▸ Exercise objective
Your answer must be an exact copy of the records, with no pictures included.

▸ Material provided

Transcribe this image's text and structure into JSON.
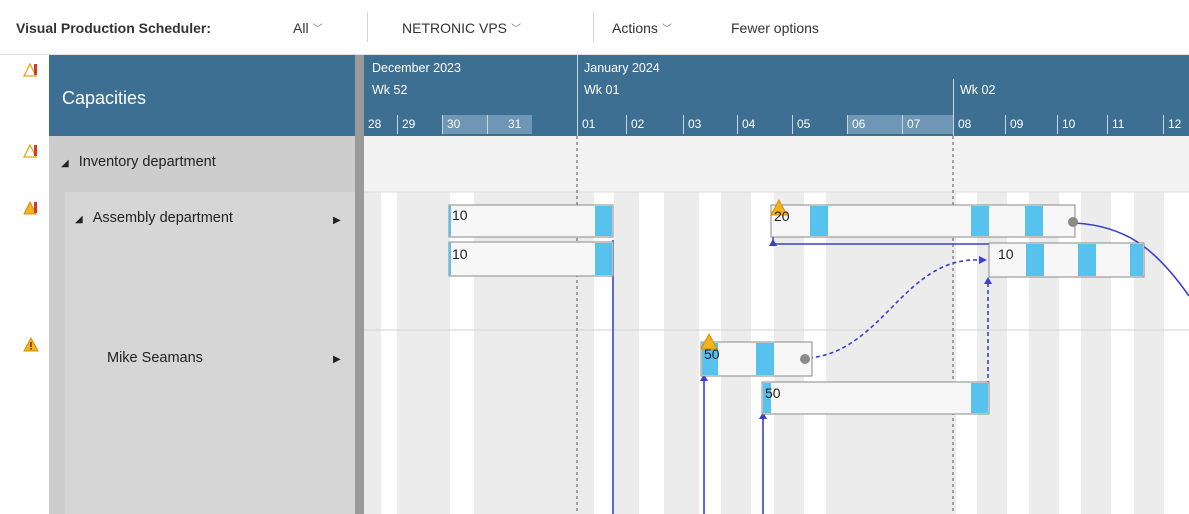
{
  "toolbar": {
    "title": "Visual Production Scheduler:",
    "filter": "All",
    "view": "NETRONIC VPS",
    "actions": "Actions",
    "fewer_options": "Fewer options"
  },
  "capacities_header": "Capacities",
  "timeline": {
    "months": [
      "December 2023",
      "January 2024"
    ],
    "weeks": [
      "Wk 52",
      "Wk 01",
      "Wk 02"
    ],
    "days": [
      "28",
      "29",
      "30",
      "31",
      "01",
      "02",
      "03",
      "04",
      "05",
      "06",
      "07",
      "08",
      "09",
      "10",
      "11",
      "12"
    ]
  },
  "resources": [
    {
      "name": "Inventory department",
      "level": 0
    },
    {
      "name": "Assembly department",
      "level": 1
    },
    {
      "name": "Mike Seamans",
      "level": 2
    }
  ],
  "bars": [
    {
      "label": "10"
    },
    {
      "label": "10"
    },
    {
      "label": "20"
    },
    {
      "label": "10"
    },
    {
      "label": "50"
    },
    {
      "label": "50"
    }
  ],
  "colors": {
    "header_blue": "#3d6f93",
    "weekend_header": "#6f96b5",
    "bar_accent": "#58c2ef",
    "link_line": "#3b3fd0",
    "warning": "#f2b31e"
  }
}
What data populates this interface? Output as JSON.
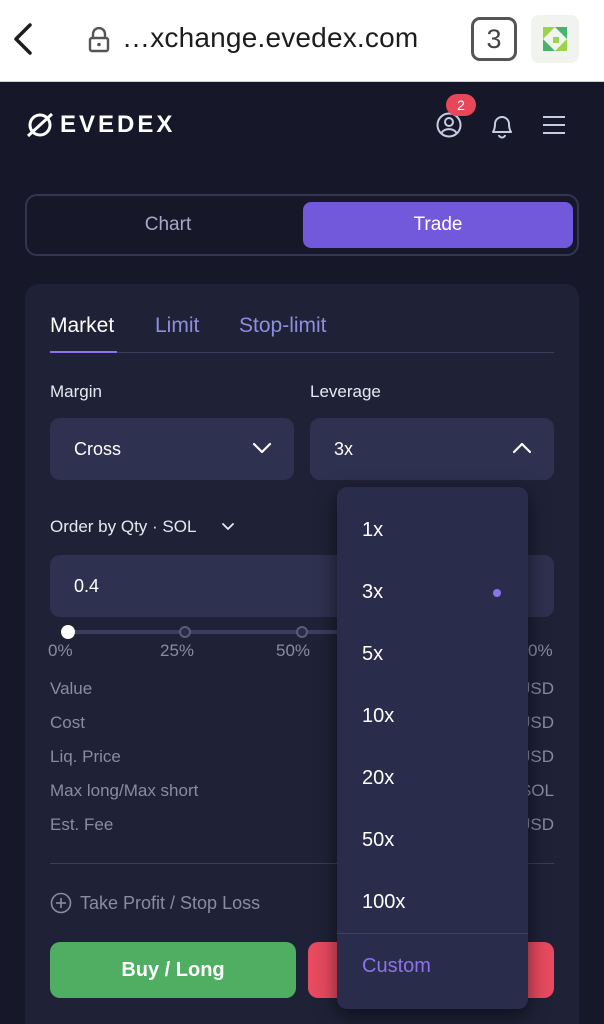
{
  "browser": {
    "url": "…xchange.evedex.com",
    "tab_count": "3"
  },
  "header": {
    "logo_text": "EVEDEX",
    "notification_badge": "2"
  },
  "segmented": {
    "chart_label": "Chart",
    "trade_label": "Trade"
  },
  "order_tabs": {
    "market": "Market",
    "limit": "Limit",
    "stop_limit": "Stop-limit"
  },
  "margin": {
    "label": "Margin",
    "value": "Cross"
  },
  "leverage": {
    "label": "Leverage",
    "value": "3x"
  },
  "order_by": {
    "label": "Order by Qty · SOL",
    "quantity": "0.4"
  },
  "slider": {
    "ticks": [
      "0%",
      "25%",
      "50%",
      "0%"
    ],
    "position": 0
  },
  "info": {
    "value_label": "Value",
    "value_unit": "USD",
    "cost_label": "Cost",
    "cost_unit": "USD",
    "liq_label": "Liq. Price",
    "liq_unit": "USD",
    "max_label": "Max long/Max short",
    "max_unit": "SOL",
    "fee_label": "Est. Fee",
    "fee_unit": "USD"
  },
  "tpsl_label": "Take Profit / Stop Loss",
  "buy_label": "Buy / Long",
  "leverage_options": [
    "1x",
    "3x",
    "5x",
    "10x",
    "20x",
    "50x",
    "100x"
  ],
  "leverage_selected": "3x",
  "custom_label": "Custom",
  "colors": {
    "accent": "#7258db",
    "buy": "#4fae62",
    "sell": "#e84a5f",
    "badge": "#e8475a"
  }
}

▸ Result for this task
Transcribe this image's text and structure into JSON.
{
  "toolbar": {
    "title": "Visual Production Scheduler:",
    "filter": "All",
    "view": "NETRONIC VPS",
    "actions": "Actions",
    "fewer_options": "Fewer options"
  },
  "capacities_header": "Capacities",
  "timeline": {
    "months": [
      "December 2023",
      "January 2024"
    ],
    "weeks": [
      "Wk 52",
      "Wk 01",
      "Wk 02"
    ],
    "days": [
      "28",
      "29",
      "30",
      "31",
      "01",
      "02",
      "03",
      "04",
      "05",
      "06",
      "07",
      "08",
      "09",
      "10",
      "11",
      "12"
    ]
  },
  "resources": [
    {
      "name": "Inventory department",
      "level": 0
    },
    {
      "name": "Assembly department",
      "level": 1
    },
    {
      "name": "Mike Seamans",
      "level": 2
    }
  ],
  "bars": [
    {
      "label": "10"
    },
    {
      "label": "10"
    },
    {
      "label": "20"
    },
    {
      "label": "10"
    },
    {
      "label": "50"
    },
    {
      "label": "50"
    }
  ],
  "colors": {
    "header_blue": "#3d6f93",
    "weekend_header": "#6f96b5",
    "bar_accent": "#58c2ef",
    "link_line": "#3b3fd0",
    "warning": "#f2b31e"
  }
}
What data populates this interface? Output as JSON.
{
  "browser": {
    "url": "…xchange.evedex.com",
    "tab_count": "3"
  },
  "header": {
    "logo_text": "EVEDEX",
    "notification_badge": "2"
  },
  "segmented": {
    "chart_label": "Chart",
    "trade_label": "Trade"
  },
  "order_tabs": {
    "market": "Market",
    "limit": "Limit",
    "stop_limit": "Stop-limit"
  },
  "margin": {
    "label": "Margin",
    "value": "Cross"
  },
  "leverage": {
    "label": "Leverage",
    "value": "3x"
  },
  "order_by": {
    "label": "Order by Qty · SOL",
    "quantity": "0.4"
  },
  "slider": {
    "ticks": [
      "0%",
      "25%",
      "50%",
      "0%"
    ],
    "position": 0
  },
  "info": {
    "value_label": "Value",
    "value_unit": "USD",
    "cost_label": "Cost",
    "cost_unit": "USD",
    "liq_label": "Liq. Price",
    "liq_unit": "USD",
    "max_label": "Max long/Max short",
    "max_unit": "SOL",
    "fee_label": "Est. Fee",
    "fee_unit": "USD"
  },
  "tpsl_label": "Take Profit / Stop Loss",
  "buy_label": "Buy / Long",
  "leverage_options": [
    "1x",
    "3x",
    "5x",
    "10x",
    "20x",
    "50x",
    "100x"
  ],
  "leverage_selected": "3x",
  "custom_label": "Custom",
  "colors": {
    "accent": "#7258db",
    "buy": "#4fae62",
    "sell": "#e84a5f",
    "badge": "#e8475a"
  }
}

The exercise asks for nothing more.